- [ACTIVITY]: Number of lines below with the word "https": state it and write nothing more.

- [DATASET EXTRACT]:
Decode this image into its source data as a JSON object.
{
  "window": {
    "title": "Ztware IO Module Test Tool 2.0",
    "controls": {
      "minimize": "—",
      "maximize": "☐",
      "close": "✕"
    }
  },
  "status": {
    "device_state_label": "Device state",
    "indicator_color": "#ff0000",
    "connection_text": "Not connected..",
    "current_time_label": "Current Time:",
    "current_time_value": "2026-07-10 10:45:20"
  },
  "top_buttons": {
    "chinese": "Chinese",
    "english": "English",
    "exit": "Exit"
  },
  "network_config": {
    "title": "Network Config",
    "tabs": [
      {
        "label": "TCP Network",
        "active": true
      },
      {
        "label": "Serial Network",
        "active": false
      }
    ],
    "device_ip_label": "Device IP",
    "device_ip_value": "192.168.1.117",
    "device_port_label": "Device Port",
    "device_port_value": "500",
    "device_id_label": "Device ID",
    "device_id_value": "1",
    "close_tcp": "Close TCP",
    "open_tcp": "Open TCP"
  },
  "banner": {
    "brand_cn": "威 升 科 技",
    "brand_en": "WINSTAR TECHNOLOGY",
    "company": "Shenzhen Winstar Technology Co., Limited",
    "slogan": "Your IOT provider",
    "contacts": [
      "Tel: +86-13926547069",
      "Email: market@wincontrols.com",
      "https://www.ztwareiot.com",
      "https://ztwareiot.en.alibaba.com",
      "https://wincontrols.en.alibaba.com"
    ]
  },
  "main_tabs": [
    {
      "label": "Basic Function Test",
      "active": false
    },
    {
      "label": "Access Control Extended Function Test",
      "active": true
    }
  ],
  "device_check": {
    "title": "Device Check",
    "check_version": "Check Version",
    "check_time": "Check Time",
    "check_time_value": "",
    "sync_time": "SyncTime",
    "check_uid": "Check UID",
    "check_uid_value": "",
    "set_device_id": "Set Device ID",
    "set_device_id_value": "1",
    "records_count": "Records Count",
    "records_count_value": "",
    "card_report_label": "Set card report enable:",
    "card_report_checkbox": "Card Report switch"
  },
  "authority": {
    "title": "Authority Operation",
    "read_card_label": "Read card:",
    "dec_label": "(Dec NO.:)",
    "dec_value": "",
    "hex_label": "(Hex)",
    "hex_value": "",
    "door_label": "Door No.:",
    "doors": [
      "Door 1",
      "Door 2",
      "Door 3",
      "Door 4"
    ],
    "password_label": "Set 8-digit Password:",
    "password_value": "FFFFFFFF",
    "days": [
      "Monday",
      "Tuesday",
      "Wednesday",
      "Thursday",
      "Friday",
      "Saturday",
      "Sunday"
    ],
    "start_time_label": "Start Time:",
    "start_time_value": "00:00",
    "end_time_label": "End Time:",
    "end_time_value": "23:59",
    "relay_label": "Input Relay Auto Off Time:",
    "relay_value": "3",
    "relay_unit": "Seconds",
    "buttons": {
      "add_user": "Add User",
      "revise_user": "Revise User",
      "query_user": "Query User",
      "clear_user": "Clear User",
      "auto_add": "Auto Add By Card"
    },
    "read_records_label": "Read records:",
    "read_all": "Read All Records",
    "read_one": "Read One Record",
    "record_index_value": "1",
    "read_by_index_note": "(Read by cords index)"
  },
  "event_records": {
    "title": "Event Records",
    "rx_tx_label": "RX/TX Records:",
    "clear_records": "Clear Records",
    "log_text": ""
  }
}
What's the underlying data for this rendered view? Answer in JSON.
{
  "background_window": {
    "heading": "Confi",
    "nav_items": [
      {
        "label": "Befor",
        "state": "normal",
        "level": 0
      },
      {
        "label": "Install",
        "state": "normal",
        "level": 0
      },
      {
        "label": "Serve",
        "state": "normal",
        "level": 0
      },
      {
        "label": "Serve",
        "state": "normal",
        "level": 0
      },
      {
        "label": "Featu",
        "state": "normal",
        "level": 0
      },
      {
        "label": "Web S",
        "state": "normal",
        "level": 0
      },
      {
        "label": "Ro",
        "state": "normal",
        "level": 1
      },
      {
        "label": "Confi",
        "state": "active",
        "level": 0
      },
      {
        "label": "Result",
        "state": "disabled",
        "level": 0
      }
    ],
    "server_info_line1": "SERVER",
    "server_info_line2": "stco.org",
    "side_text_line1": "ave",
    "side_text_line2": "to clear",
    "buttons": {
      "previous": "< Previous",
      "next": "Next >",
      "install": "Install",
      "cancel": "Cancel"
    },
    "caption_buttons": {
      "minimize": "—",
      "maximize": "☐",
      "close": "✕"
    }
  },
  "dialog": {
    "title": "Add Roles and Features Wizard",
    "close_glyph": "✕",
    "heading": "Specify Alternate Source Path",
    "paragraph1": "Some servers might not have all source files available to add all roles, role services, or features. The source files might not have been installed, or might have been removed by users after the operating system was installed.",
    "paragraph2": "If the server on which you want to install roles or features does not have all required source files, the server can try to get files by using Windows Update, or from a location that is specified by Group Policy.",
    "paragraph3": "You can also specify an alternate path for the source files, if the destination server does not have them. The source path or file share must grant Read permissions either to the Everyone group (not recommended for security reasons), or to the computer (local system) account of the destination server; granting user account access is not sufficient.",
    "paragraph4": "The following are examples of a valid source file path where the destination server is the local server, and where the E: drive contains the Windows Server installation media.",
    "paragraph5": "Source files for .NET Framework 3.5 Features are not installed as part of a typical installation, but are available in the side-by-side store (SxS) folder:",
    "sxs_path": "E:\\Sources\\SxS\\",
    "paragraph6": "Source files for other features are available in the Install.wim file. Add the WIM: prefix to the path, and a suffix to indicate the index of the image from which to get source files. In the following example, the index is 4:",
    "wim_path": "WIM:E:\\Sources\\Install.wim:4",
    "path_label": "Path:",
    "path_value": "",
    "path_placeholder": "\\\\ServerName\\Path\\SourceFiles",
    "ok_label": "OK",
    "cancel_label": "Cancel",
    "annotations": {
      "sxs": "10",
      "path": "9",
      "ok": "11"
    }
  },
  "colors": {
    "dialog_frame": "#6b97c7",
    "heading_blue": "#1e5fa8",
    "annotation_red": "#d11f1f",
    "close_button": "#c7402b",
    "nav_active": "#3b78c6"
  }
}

- [ANSWER TO THE PROBLEM]: 3